- [What is being asked] Output the entries underneath exactly as they are.

☆ ☆ ☆ ☆

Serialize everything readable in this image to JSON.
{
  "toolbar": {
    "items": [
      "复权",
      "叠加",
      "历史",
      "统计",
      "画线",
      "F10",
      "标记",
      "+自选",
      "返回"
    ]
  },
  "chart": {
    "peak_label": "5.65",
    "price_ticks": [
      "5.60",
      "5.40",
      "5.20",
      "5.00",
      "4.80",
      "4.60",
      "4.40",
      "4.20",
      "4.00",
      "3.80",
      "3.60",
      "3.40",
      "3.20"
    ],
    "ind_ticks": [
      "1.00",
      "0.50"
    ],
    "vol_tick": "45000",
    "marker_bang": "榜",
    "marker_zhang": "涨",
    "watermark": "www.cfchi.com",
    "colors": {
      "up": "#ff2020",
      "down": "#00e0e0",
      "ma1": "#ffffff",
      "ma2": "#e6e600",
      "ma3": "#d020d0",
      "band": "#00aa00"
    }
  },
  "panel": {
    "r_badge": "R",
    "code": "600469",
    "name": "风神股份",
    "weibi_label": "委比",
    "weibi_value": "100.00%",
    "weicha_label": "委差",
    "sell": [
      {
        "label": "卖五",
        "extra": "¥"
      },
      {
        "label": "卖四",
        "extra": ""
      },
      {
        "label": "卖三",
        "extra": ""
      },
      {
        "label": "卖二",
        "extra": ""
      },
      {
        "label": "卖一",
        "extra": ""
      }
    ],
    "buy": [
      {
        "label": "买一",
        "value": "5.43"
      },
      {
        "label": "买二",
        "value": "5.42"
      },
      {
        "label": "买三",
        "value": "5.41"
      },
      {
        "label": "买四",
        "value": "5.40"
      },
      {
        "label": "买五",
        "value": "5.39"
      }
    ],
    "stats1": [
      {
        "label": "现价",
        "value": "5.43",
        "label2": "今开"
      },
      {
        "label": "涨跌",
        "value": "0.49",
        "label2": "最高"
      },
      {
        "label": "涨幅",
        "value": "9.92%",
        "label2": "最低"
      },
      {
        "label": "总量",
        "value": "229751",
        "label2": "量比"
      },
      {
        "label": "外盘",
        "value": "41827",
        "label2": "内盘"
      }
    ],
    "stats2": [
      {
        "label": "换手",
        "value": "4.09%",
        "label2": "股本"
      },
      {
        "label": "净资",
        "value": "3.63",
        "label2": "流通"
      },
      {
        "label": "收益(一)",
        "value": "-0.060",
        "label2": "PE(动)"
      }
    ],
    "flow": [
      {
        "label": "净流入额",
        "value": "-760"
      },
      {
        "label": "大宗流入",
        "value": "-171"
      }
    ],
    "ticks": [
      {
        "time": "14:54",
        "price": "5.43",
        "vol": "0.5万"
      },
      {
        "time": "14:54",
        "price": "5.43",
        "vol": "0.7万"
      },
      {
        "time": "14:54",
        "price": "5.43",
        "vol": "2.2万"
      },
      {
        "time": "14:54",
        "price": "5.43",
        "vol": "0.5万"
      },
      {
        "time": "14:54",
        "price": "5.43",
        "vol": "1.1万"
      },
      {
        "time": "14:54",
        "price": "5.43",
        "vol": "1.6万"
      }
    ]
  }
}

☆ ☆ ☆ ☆

- [Exercise response]
Serialize everything readable in this image to JSON.
{
  "toolbar": {
    "items": [
      "复权",
      "叠加",
      "历史",
      "统计",
      "画线",
      "F10",
      "标记",
      "+自选",
      "返回"
    ]
  },
  "chart": {
    "peak_label": "5.65",
    "price_ticks": [
      "5.60",
      "5.40",
      "5.20",
      "5.00",
      "4.80",
      "4.60",
      "4.40",
      "4.20",
      "4.00",
      "3.80",
      "3.60",
      "3.40",
      "3.20"
    ],
    "ind_ticks": [
      "1.00",
      "0.50"
    ],
    "vol_tick": "45000",
    "marker_bang": "榜",
    "marker_zhang": "涨",
    "watermark": "www.cfchi.com",
    "colors": {
      "up": "#ff2020",
      "down": "#00e0e0",
      "ma1": "#ffffff",
      "ma2": "#e6e600",
      "ma3": "#d020d0",
      "band": "#00aa00"
    }
  },
  "panel": {
    "r_badge": "R",
    "code": "600469",
    "name": "风神股份",
    "weibi_label": "委比",
    "weibi_value": "100.00%",
    "weicha_label": "委差",
    "sell": [
      {
        "label": "卖五",
        "extra": "¥"
      },
      {
        "label": "卖四",
        "extra": ""
      },
      {
        "label": "卖三",
        "extra": ""
      },
      {
        "label": "卖二",
        "extra": ""
      },
      {
        "label": "卖一",
        "extra": ""
      }
    ],
    "buy": [
      {
        "label": "买一",
        "value": "5.43"
      },
      {
        "label": "买二",
        "value": "5.42"
      },
      {
        "label": "买三",
        "value": "5.41"
      },
      {
        "label": "买四",
        "value": "5.40"
      },
      {
        "label": "买五",
        "value": "5.39"
      }
    ],
    "stats1": [
      {
        "label": "现价",
        "value": "5.43",
        "label2": "今开"
      },
      {
        "label": "涨跌",
        "value": "0.49",
        "label2": "最高"
      },
      {
        "label": "涨幅",
        "value": "9.92%",
        "label2": "最低"
      },
      {
        "label": "总量",
        "value": "229751",
        "label2": "量比"
      },
      {
        "label": "外盘",
        "value": "41827",
        "label2": "内盘"
      }
    ],
    "stats2": [
      {
        "label": "换手",
        "value": "4.09%",
        "label2": "股本"
      },
      {
        "label": "净资",
        "value": "3.63",
        "label2": "流通"
      },
      {
        "label": "收益(一)",
        "value": "-0.060",
        "label2": "PE(动)"
      }
    ],
    "flow": [
      {
        "label": "净流入额",
        "value": "-760"
      },
      {
        "label": "大宗流入",
        "value": "-171"
      }
    ],
    "ticks": [
      {
        "time": "14:54",
        "price": "5.43",
        "vol": "0.5万"
      },
      {
        "time": "14:54",
        "price": "5.43",
        "vol": "0.7万"
      },
      {
        "time": "14:54",
        "price": "5.43",
        "vol": "2.2万"
      },
      {
        "time": "14:54",
        "price": "5.43",
        "vol": "0.5万"
      },
      {
        "time": "14:54",
        "price": "5.43",
        "vol": "1.1万"
      },
      {
        "time": "14:54",
        "price": "5.43",
        "vol": "1.6万"
      }
    ]
  }
}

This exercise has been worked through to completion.